    I have a hard time being tolerant towards one side of the argument here, the one that states “you should not interact with bad peoples’ art”. The reason is that for me the ideal is very very clear; you should be able to see that within people who are ugly in one way, beauty also resides. Simply because that is the truth. And if one wants to internalise, I mean really understand, humanitarian values, I think it’s necesseary to engage with this principle one way or another. (I’ve actually heard a person or two utter the sentence “I don’t really consider bigots to be humans anymore”, which is an absolutely horrendeously dishonest way of thinking).

    On the other hand, how can I judge other people when I am myself avoiding certain literature because I know I have a tendency to struggle hard when met with a depsondent world wiev!? ( A danger that is not there with music for me).

    And talking about literature, I cannot deny that there are cases of great books, which I have found very interesting and illuminating in certain ways, that I would be very, very careful about recommending to a woman, simply because of the combination of how women are depicted in that particular novel and the great quality of writing.

    So it’s hard. But I DO know, that I’m at my very best when I see beauty in the really dark places of mind.

  14. First of all thank you for even covering this album. It’s silly to ignore what is one of the most anticipated records of 2019 because of some perceived sin against polite culture.

    Second, I do think this may be their best record, both musically and lyrically, but it takes a lot of listens to sink in and unfold, like all great records.

    Third, I find it ironic that bands like Mgla and Deathspell Omega have released albums this year that have been boycotted by the left and embraced by the right, when both albums are a fist through both sides, and exactly what we need in this black/white left/right divide that has beset metal.

    Mgla is, in someways, the ultimate political/apolitical band, because they recognize the absolute delusions and excesses of both sides and flay them both in their lyrics. This sort of thing is sorely needed and couldn’t be more on point in 2019.

  15. Its a pretty average album I must say. Its good, but it isn’t mind blowing by any stretch. Some good riffs and motifs here and there but nothing to keep me coming back. Each song blends into one. Which I guess is the idea, but I prefer records where songs have individual identities, even holistic “concept” albums. As an example, Taake’s Hordalands Doedskvad album, with no song titles other than I, II, III etc, has songs with more individual identity than this record. Exercises in Futility was better than this release, and that album whilst very strong is still highly overrated in my opinion. This is more of the same only a little less strong, a little more boring.

  16. White peoples problems

  17. Thanks for covering this, Andy. It’s an interesting and challenging subject for which there are no easy answers. I (and I’m sure many others) feel the same ambivalence.

  18. I’ve only listened to it once, but my first impression is that it’s pretty awesome. I’ll see how it holds up after a couple more listens.

  19. I can’t understand why there are objections with bands like Mgla or Marduk about ideology when there is no problem with more mainstream bands and the violence for example they incite

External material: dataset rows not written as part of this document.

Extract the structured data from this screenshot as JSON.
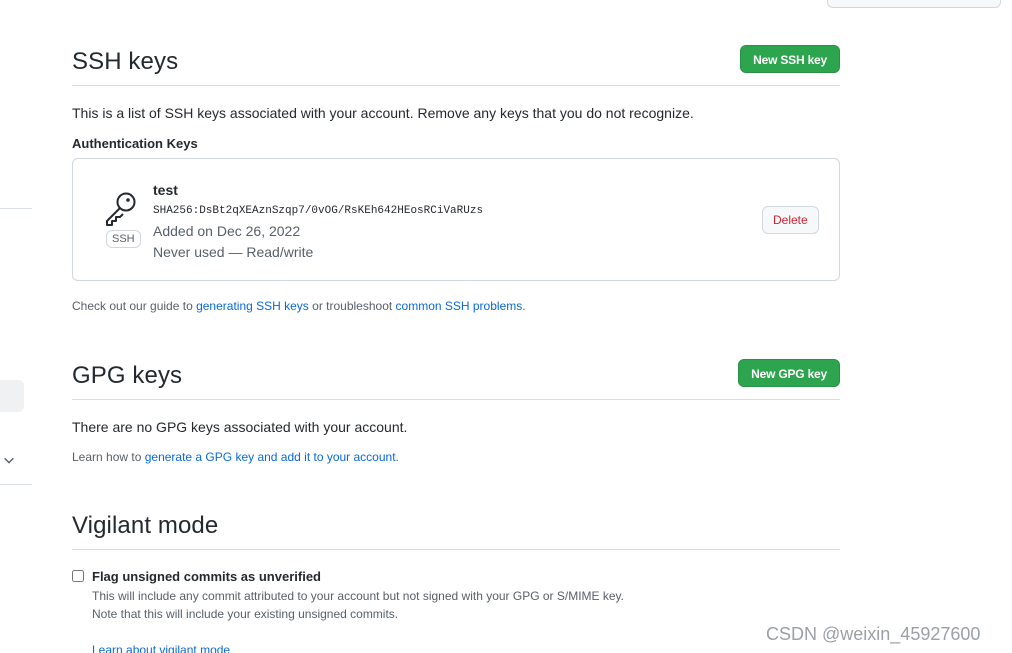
{
  "ssh": {
    "title": "SSH keys",
    "new_button": "New SSH key",
    "description": "This is a list of SSH keys associated with your account. Remove any keys that you do not recognize.",
    "subheading": "Authentication Keys",
    "keys": [
      {
        "title": "test",
        "badge": "SSH",
        "fingerprint": "SHA256:DsBt2qXEAznSzqp7/0vOG/RsKEh642HEosRCiVaRUzs",
        "added": "Added on Dec 26, 2022",
        "usage": "Never used — Read/write",
        "delete_label": "Delete",
        "icon": "key-icon"
      }
    ],
    "guide_prefix": "Check out our guide to ",
    "guide_link": "generating SSH keys",
    "guide_middle": " or troubleshoot ",
    "guide_link2": "common SSH problems",
    "guide_suffix": "."
  },
  "gpg": {
    "title": "GPG keys",
    "new_button": "New GPG key",
    "empty_text": "There are no GPG keys associated with your account.",
    "learn_prefix": "Learn how to ",
    "learn_link": "generate a GPG key and add it to your account",
    "learn_suffix": "."
  },
  "vigilant": {
    "title": "Vigilant mode",
    "checkbox_label": "Flag unsigned commits as unverified",
    "checked": false,
    "note_line1": "This will include any commit attributed to your account but not signed with your GPG or S/MIME key.",
    "note_line2": "Note that this will include your existing unsigned commits.",
    "learn_link": "Learn about vigilant mode"
  },
  "watermark": "CSDN @weixin_45927600",
  "colors": {
    "accent_green": "#2da44e",
    "link_blue": "#0969da",
    "danger_red": "#cf222e"
  }
}
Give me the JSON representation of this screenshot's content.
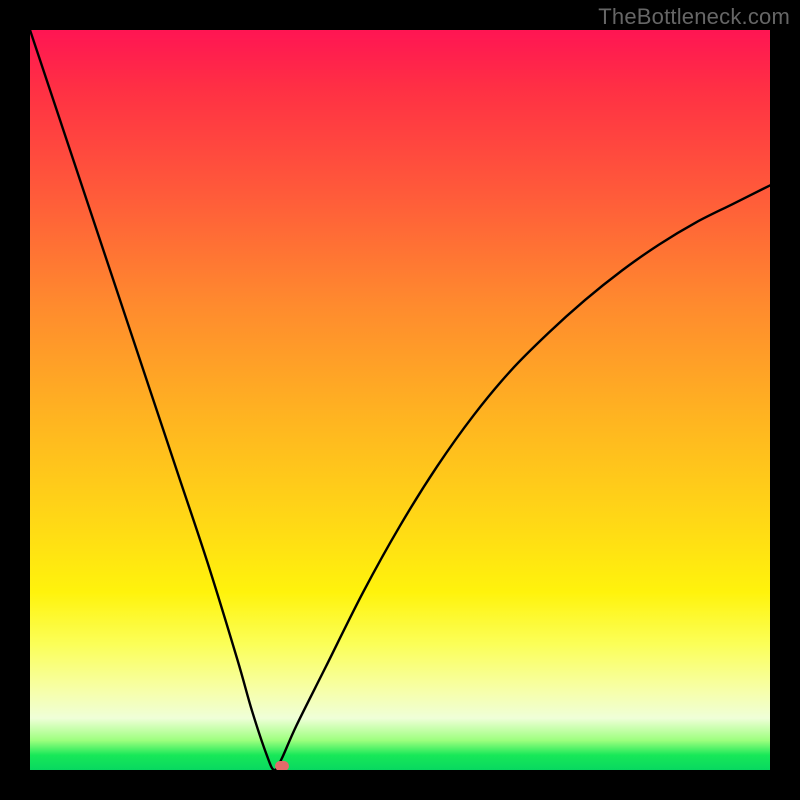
{
  "watermark": "TheBottleneck.com",
  "chart_data": {
    "type": "line",
    "title": "",
    "xlabel": "",
    "ylabel": "",
    "xlim": [
      0,
      100
    ],
    "ylim": [
      0,
      100
    ],
    "grid": false,
    "legend": false,
    "annotations": [],
    "minimum_x": 33,
    "minimum_y": 0,
    "marker": {
      "x": 34,
      "y": 0.5
    },
    "series": [
      {
        "name": "curve",
        "x": [
          0,
          4,
          8,
          12,
          16,
          20,
          24,
          28,
          30,
          32,
          33,
          34,
          36,
          40,
          45,
          50,
          55,
          60,
          65,
          70,
          75,
          80,
          85,
          90,
          95,
          100
        ],
        "y": [
          100,
          88,
          76,
          64,
          52,
          40,
          28,
          15,
          8,
          2,
          0,
          1.5,
          6,
          14,
          24,
          33,
          41,
          48,
          54,
          59,
          63.5,
          67.5,
          71,
          74,
          76.5,
          79
        ]
      }
    ],
    "background_gradient": {
      "direction": "vertical",
      "top_color": "#ff1553",
      "bottom_color": "#08d860",
      "band_colors": [
        "#ff1553",
        "#ff5a3a",
        "#ffb321",
        "#fff30c",
        "#f7ffa6",
        "#18e858"
      ]
    },
    "frame_color": "#000000"
  }
}
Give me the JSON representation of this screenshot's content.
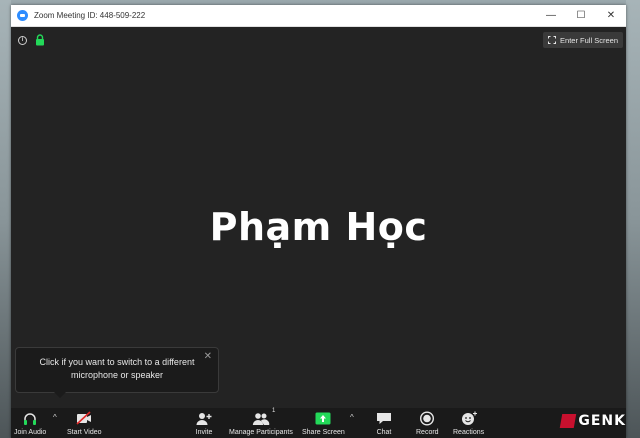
{
  "window": {
    "title": "Zoom Meeting ID: 448-509-222",
    "minimize_glyph": "—",
    "maximize_glyph": "☐",
    "close_glyph": "✕"
  },
  "stage": {
    "info_glyph": "i",
    "fullscreen_label": "Enter Full Screen",
    "participant_name": "Phạm Học"
  },
  "tooltip": {
    "text_line1": "Click if you want to switch to a different",
    "text_line2": "microphone or speaker",
    "close_glyph": "✕"
  },
  "toolbar": {
    "join_audio": "Join Audio",
    "start_video": "Start Video",
    "invite": "Invite",
    "manage_participants": "Manage Participants",
    "participant_count": "1",
    "share_screen": "Share Screen",
    "chat": "Chat",
    "record": "Record",
    "reactions": "Reactions",
    "caret_glyph": "^"
  },
  "watermark": {
    "text": "GENK"
  },
  "colors": {
    "accent_blue": "#2d8cff",
    "lock_green": "#23d959",
    "share_green": "#23d959",
    "video_off_red": "#e02828",
    "stage_bg": "#232323",
    "toolbar_bg": "#1a1a1a"
  },
  "icons": {
    "app": "zoom-camera-icon",
    "info": "info-icon",
    "lock": "lock-icon",
    "fullscreen": "expand-icon",
    "headphone": "headphone-icon",
    "video": "video-off-icon",
    "invite": "add-person-icon",
    "participants": "people-icon",
    "share": "share-up-arrow-icon",
    "chat": "chat-bubble-icon",
    "record": "record-circle-icon",
    "reactions": "smiley-plus-icon"
  }
}
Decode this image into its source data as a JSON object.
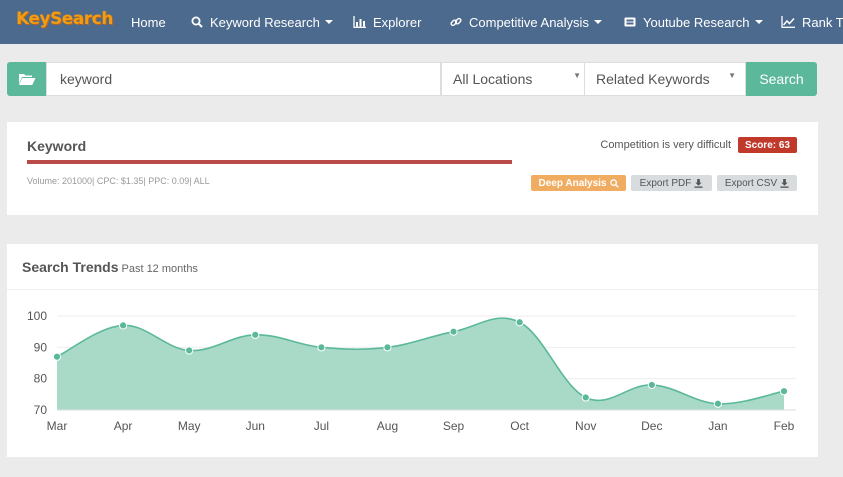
{
  "nav": {
    "logo": "KeySearch",
    "items": [
      {
        "label": "Home",
        "icon": "",
        "caret": false
      },
      {
        "label": "Keyword Research",
        "icon": "search-icon",
        "caret": true
      },
      {
        "label": "Explorer",
        "icon": "bar-chart-icon",
        "caret": false
      },
      {
        "label": "Competitive Analysis",
        "icon": "link-icon",
        "caret": true
      },
      {
        "label": "Youtube Research",
        "icon": "video-icon",
        "caret": true
      },
      {
        "label": "Rank Tr",
        "icon": "line-chart-icon",
        "caret": false
      }
    ]
  },
  "search": {
    "keyword_value": "keyword",
    "location": "All Locations",
    "mode": "Related Keywords",
    "button": "Search"
  },
  "keyword_panel": {
    "title": "Keyword",
    "meta": "Volume: 201000| CPC: $1.35| PPC: 0.09| ALL",
    "competition": "Competition is very difficult",
    "score": "Score: 63",
    "deep_analysis": "Deep Analysis",
    "export_pdf": "Export PDF",
    "export_csv": "Export CSV",
    "score_color": "#c0392b"
  },
  "trends": {
    "title": "Search Trends",
    "subtitle": "Past 12 months"
  },
  "chart_data": {
    "type": "area",
    "categories": [
      "Mar",
      "Apr",
      "May",
      "Jun",
      "Jul",
      "Aug",
      "Sep",
      "Oct",
      "Nov",
      "Dec",
      "Jan",
      "Feb"
    ],
    "values": [
      87,
      97,
      89,
      94,
      90,
      90,
      95,
      98,
      74,
      78,
      72,
      76
    ],
    "yticks": [
      70,
      80,
      90,
      100
    ],
    "ylim": [
      70,
      100
    ],
    "color": "#5cb89a",
    "fill": "#9fd6c1"
  }
}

  20. Seriously great article my friend. So measured in approach and reasonable. Too much discussion these days paints things in black and white, good and evil, and that rarely is the case. It’s very heartening to know that there are people who can see through dogma.

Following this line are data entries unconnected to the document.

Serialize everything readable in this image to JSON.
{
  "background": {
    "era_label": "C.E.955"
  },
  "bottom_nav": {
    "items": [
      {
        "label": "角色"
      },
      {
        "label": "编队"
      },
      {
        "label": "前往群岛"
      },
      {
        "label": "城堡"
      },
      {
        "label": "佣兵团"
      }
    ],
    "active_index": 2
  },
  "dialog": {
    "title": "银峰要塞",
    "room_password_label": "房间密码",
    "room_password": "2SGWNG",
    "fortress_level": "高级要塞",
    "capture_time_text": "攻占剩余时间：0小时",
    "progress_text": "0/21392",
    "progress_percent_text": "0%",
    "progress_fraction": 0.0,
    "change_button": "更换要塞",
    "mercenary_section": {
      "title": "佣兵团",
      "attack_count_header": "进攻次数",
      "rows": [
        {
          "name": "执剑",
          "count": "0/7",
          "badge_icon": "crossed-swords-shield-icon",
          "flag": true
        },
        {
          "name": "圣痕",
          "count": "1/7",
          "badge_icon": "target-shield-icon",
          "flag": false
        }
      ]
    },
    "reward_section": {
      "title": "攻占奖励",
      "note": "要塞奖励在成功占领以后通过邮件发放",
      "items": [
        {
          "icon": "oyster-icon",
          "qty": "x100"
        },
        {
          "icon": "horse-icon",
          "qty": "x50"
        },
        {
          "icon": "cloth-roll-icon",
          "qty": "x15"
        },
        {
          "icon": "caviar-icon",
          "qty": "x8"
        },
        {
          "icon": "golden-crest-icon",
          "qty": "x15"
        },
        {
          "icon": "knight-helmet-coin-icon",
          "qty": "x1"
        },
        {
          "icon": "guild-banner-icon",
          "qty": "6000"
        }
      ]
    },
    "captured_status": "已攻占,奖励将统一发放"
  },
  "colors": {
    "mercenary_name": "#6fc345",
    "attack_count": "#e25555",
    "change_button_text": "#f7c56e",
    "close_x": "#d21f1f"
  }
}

    On the record, I agree, I’m not crazy into it. I loved Exercises in Futility, loved it. This one, seems like it’s mostly a retread, which can be fine, but it doesn’t burn as hot as that record for me and tends to fade into the background after a couple listens. I don’t think that I would include it on my personal “best of” for the year.

 Leave a Reply

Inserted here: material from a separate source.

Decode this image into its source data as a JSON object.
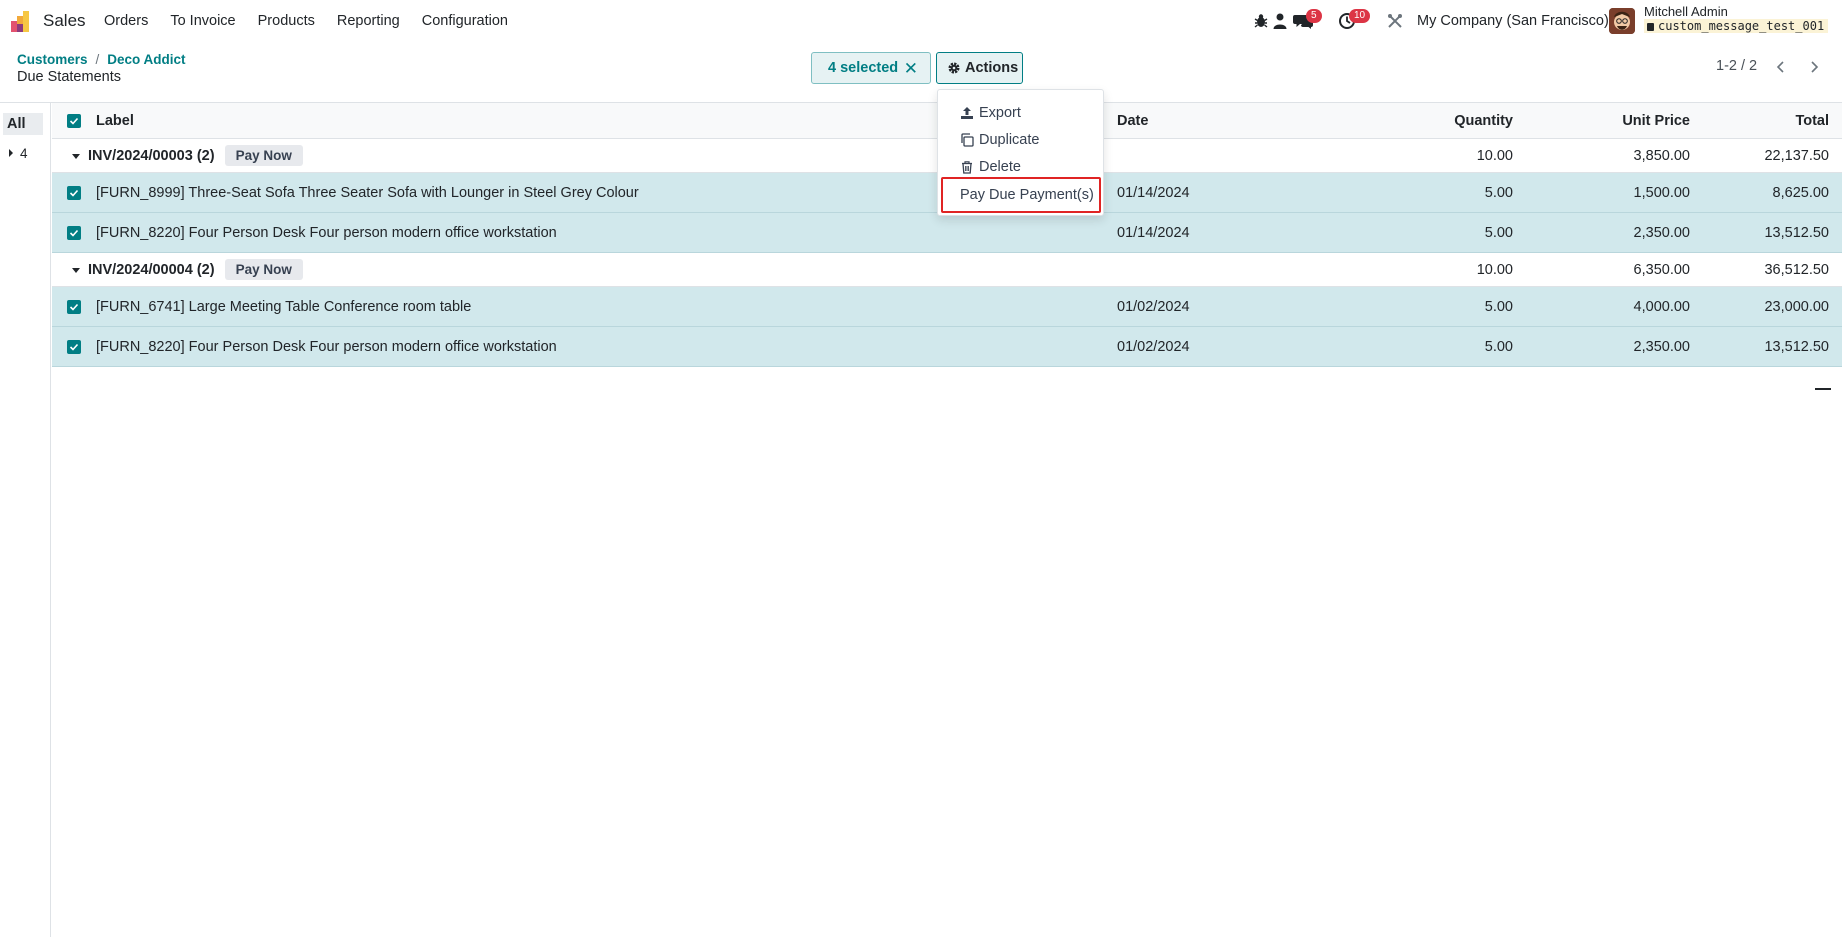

You may use these HTML tags and attributes: <a href="" title=""> <abbr title=""> <acronym title=""> <b> <blockquote cite=""> <cite> <code> <del datetime=""> <em> <i> <q cite=""> <s> <strike> <strong>

(required)

(required)

This site uses Akismet to reduce spam. Learn how your comment data is processed.